With Turmoil Abroad, Investors Take Cover in US Bonds
U.S. Treasurys prices turned flat on Wednesday, as encouraging U.S. data overwhelmed the impact of political uncertainty in Europe and turmoil in the Middle East that sent investors scampering for the safety of government debt.
Ahead of a blitz of U.S. data, bond yields, which trade opposite of prices, fell. Portugal's deepening political woes -- and fears about China's slowing economy -- sent European yields soaring, prompting traders to seek haven in the relative security of U.S. government bonds. Unrest in Egypt threatens to topple the government, which has sent oil prices soaring and also sparked demand for safe-haven assets like gold and the U.S. dollar.
Yet the bond rally was squelched by data showing private companies hired 188,000 new workers in June, considerably better than expectations, indicating the job market continues to heal slowly, according to a report from ADP. That helped stock futures cut their losses, diminishing the allure of Treasurys.

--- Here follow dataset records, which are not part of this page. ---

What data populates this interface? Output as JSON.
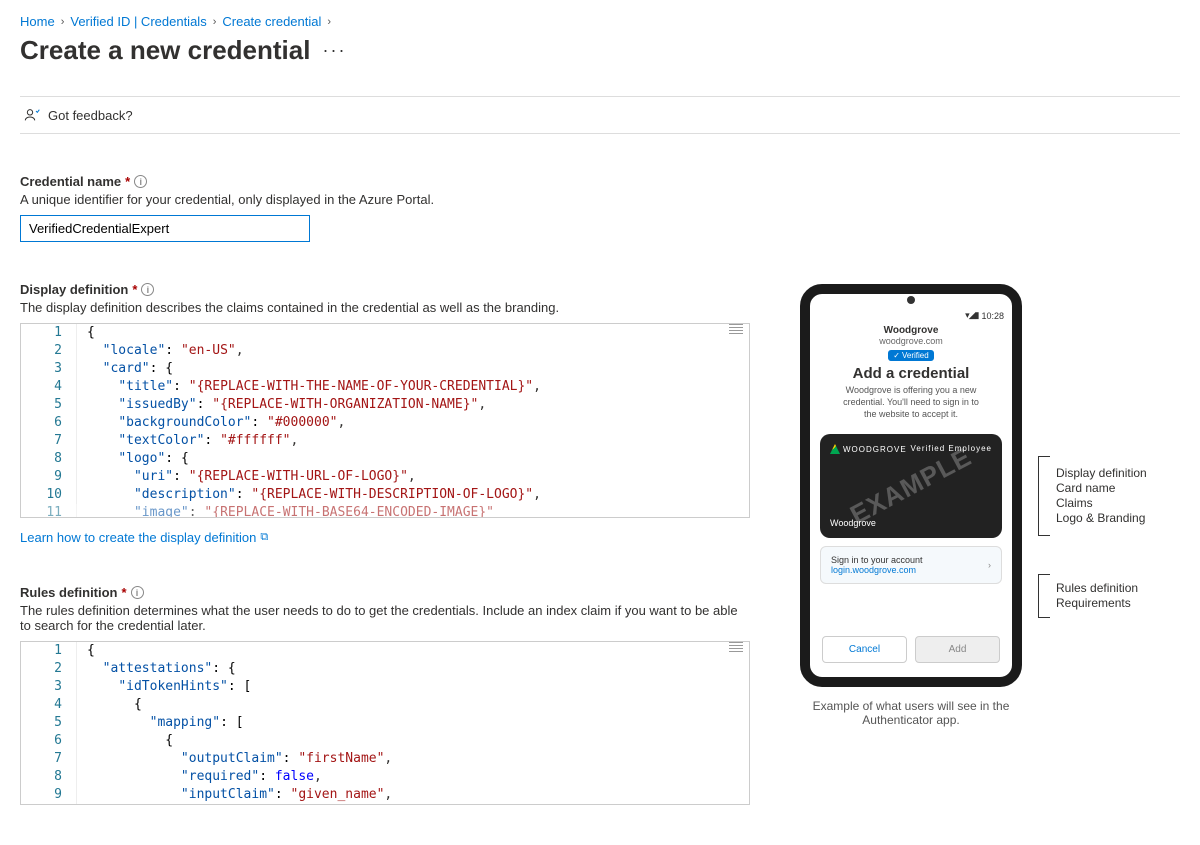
{
  "breadcrumb": {
    "home": "Home",
    "verified": "Verified ID | Credentials",
    "create": "Create credential"
  },
  "page": {
    "title": "Create a new credential",
    "feedback": "Got feedback?"
  },
  "cred_name": {
    "label": "Credential name",
    "hint": "A unique identifier for your credential, only displayed in the Azure Portal.",
    "value": "VerifiedCredentialExpert"
  },
  "display_def": {
    "label": "Display definition",
    "hint": "The display definition describes the claims contained in the credential as well as the branding.",
    "learn": "Learn how to create the display definition",
    "lines": [
      "1",
      "2",
      "3",
      "4",
      "5",
      "6",
      "7",
      "8",
      "9",
      "10",
      "11"
    ],
    "code_plain": "{\n  \"locale\": \"en-US\",\n  \"card\": {\n    \"title\": \"{REPLACE-WITH-THE-NAME-OF-YOUR-CREDENTIAL}\",\n    \"issuedBy\": \"{REPLACE-WITH-ORGANIZATION-NAME}\",\n    \"backgroundColor\": \"#000000\",\n    \"textColor\": \"#ffffff\",\n    \"logo\": {\n      \"uri\": \"{REPLACE-WITH-URL-OF-LOGO}\",\n      \"description\": \"{REPLACE-WITH-DESCRIPTION-OF-LOGO}\",\n      \"image\": \"{REPLACE-WITH-BASE64-ENCODED-IMAGE}\""
  },
  "rules_def": {
    "label": "Rules definition",
    "hint": "The rules definition determines what the user needs to do to get the credentials. Include an index claim if you want to be able to search for the credential later.",
    "lines": [
      "1",
      "2",
      "3",
      "4",
      "5",
      "6",
      "7",
      "8",
      "9"
    ],
    "code_plain": "{\n  \"attestations\": {\n    \"idTokenHints\": [\n      {\n        \"mapping\": [\n          {\n            \"outputClaim\": \"firstName\",\n            \"required\": false,\n            \"inputClaim\": \"given_name\","
  },
  "phone": {
    "time": "10:28",
    "company": "Woodgrove",
    "domain": "woodgrove.com",
    "verified": "Verified",
    "title": "Add a credential",
    "sub": "Woodgrove is offering you a new credential. You'll need to sign in to the website to accept it.",
    "card_brand": "WOODGROVE",
    "card_type": "Verified Employee",
    "card_company": "Woodgrove",
    "watermark": "EXAMPLE",
    "signin_title": "Sign in to your account",
    "signin_link": "login.woodgrove.com",
    "cancel": "Cancel",
    "add": "Add",
    "caption": "Example of what users will see in the Authenticator app."
  },
  "annot": {
    "a1": "Display definition",
    "a2": "Card name",
    "a3": "Claims",
    "a4": "Logo & Branding",
    "b1": "Rules definition",
    "b2": "Requirements"
  }
}
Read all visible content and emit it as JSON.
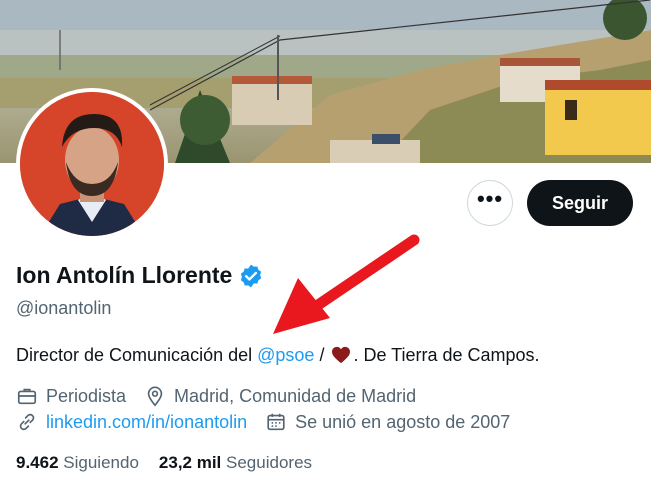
{
  "profile": {
    "display_name": "Ion Antolín Llorente",
    "handle": "@ionantolin",
    "bio": {
      "prefix": "Director de Comunicación del ",
      "mention": "@psoe",
      "middle": " / ",
      "suffix": ". De Tierra de Campos."
    },
    "occupation": "Periodista",
    "location": "Madrid, Comunidad de Madrid",
    "website": "linkedin.com/in/ionantolin",
    "joined": "Se unió en agosto de 2007",
    "following_count": "9.462",
    "following_label": "Siguiendo",
    "followers_count": "23,2 mil",
    "followers_label": "Seguidores"
  },
  "actions": {
    "more_label": "•••",
    "follow_label": "Seguir"
  },
  "colors": {
    "accent": "#1d9bf0",
    "text_primary": "#0f1419",
    "text_secondary": "#536471",
    "annotation_arrow": "#e8181e",
    "heart": "#8b1a1a"
  },
  "icons": [
    "verified-badge-icon",
    "briefcase-icon",
    "location-pin-icon",
    "link-icon",
    "calendar-icon",
    "heart-icon",
    "more-icon"
  ]
}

The benchmark 10-year Treasury note rose 3/32 in early U.S. trading, to yield 2.468 percent. The 30-year bond rose 2/32 in price to yield 3.475 percent.
Investors are still speculating whether or not the Federal Reserve could continue its bond buying program in place to support the labor market, especially as U.S. data proves resilient in the face of global weakness.
Investors will get new fodder in the form of key data due out over the next few days, which will bracket the U.S. Independence Day holiday.
Wednesday's data includes ADP's private sector payroll report, used as rough guidance for the all-important U.S. jobs report. It is released at 8:15 a.m., and is expected to show that 160,000 private sector jobs were added in June, compared to the 135,000 it reported for May. That will be immediately followed by jobless claims data, and ISM non-manufacturing data, which will give a read on services sector activity and also a look at jobs in the sector.
U.S. manufacturing activity grew in June but hiring in the sector was the weakest in nearly four years, the Institute for Supply Management said on Monday. That could, in turn, bode ill for Friday's nonfarm payrolls release.
While economists polled by Reuters expect payroll additions of 165,000 jobs for June, the possibility of a disappointing figure on Friday could "definitely" lead investors to think the Federal Reserve won't slow its bond buys any time soon, said Wilmer Stith, co-manager of the Wilmington Broad Market Bond Fund in Baltimore.
—Reuters contributed to this article.